#### RECORDS FOR THE TASK:
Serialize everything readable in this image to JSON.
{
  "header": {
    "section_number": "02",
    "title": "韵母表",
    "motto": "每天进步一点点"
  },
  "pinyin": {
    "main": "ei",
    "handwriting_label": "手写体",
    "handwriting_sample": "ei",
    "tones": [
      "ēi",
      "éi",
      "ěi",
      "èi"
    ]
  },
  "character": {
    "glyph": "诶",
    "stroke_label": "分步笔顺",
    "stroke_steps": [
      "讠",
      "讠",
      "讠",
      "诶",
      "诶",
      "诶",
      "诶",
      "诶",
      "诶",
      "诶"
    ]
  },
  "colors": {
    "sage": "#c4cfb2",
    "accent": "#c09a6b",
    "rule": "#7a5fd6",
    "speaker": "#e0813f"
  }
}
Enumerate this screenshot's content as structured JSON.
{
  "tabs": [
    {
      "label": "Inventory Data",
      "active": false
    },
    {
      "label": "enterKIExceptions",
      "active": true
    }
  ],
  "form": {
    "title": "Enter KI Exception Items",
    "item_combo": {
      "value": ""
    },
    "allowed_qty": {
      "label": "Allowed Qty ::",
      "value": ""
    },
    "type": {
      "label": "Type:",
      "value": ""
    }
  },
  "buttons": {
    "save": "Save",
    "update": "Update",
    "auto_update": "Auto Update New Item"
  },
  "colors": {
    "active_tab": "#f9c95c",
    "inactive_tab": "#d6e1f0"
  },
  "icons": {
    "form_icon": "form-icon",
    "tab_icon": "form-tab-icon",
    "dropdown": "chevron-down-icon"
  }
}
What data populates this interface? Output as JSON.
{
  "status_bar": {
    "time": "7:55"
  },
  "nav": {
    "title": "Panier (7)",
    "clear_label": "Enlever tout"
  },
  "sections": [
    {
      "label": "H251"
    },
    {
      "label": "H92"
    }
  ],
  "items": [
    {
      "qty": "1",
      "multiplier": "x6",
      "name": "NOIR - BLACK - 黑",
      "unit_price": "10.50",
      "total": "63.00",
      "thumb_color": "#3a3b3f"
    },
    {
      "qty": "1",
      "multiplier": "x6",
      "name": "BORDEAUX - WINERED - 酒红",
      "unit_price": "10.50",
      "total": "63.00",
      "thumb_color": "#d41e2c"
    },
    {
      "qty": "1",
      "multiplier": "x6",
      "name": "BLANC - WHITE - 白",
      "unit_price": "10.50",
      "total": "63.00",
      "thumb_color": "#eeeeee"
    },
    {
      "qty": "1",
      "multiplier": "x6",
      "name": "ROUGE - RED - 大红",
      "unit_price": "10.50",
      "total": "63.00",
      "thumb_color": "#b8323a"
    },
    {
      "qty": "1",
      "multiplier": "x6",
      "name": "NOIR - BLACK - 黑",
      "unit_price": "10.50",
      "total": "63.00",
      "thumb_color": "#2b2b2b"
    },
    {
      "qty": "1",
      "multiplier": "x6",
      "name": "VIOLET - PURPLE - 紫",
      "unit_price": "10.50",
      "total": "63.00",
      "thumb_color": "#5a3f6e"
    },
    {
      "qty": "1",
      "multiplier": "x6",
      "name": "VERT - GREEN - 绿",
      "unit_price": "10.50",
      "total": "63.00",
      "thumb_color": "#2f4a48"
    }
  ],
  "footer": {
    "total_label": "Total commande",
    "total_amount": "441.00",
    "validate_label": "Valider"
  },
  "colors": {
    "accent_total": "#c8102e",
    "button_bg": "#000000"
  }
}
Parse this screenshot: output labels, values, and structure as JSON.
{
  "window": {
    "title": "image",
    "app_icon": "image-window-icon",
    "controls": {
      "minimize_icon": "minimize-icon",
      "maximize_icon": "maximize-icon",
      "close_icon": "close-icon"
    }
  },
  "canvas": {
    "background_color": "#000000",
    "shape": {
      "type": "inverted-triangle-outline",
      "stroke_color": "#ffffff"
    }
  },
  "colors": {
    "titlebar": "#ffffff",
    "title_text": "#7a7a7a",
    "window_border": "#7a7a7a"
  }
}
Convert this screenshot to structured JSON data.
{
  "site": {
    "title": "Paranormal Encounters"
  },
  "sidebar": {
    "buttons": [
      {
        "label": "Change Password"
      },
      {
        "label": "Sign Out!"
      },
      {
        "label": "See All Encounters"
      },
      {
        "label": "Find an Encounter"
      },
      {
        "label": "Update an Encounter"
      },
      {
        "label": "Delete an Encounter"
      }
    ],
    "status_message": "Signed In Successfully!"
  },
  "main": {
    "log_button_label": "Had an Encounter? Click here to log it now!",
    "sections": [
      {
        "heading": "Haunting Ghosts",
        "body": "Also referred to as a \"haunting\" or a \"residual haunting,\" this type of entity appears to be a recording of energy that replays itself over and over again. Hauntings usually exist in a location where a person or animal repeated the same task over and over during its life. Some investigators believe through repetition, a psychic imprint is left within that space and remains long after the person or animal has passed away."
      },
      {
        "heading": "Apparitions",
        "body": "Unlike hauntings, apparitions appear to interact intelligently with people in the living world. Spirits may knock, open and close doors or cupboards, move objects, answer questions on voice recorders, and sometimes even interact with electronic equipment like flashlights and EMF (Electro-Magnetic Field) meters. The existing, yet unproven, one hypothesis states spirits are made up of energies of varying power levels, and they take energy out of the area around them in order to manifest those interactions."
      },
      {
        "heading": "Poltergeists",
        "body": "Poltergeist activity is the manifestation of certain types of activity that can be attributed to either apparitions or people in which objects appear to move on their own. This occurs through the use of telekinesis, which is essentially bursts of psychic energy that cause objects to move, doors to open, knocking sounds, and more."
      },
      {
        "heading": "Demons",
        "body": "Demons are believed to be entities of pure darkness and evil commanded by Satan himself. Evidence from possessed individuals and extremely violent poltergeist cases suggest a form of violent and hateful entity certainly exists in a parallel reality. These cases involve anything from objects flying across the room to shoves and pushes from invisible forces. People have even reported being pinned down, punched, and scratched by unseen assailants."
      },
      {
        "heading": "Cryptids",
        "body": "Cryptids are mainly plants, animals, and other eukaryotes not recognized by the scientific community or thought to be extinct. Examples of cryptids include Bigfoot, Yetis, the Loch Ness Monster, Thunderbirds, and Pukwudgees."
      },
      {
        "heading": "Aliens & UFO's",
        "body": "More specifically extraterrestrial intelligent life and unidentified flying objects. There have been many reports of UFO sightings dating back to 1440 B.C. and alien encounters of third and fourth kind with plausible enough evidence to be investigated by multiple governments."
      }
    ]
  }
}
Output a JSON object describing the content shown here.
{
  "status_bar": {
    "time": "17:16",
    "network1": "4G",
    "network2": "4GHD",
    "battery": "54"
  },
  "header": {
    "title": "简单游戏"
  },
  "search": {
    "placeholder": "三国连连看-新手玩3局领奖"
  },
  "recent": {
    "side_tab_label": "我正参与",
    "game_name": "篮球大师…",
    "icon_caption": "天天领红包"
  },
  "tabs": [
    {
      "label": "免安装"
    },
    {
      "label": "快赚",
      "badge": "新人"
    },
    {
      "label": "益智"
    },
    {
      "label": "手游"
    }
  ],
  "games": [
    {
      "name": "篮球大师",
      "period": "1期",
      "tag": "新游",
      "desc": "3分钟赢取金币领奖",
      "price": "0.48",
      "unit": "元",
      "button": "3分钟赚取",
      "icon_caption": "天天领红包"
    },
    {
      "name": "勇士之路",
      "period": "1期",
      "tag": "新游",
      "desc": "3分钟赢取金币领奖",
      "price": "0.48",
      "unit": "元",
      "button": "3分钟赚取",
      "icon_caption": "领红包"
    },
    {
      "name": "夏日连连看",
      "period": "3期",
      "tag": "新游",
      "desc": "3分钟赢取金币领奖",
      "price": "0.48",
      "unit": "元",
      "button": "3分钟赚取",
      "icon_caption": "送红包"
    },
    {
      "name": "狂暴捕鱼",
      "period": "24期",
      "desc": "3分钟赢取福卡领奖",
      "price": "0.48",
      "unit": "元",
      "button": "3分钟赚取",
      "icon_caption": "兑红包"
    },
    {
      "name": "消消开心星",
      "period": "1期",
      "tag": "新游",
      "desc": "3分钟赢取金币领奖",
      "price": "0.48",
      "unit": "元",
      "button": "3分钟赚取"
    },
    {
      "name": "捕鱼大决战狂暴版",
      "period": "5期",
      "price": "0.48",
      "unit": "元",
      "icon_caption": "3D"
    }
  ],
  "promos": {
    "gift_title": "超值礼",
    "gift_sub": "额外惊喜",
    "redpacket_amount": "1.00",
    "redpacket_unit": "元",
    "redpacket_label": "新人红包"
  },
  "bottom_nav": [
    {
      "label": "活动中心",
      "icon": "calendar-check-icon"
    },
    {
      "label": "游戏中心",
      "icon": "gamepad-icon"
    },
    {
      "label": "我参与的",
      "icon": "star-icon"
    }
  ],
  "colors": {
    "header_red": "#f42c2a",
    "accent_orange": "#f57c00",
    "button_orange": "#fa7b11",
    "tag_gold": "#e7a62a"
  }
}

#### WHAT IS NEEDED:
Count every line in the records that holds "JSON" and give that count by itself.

#### RESULT OF THIS TASK:
6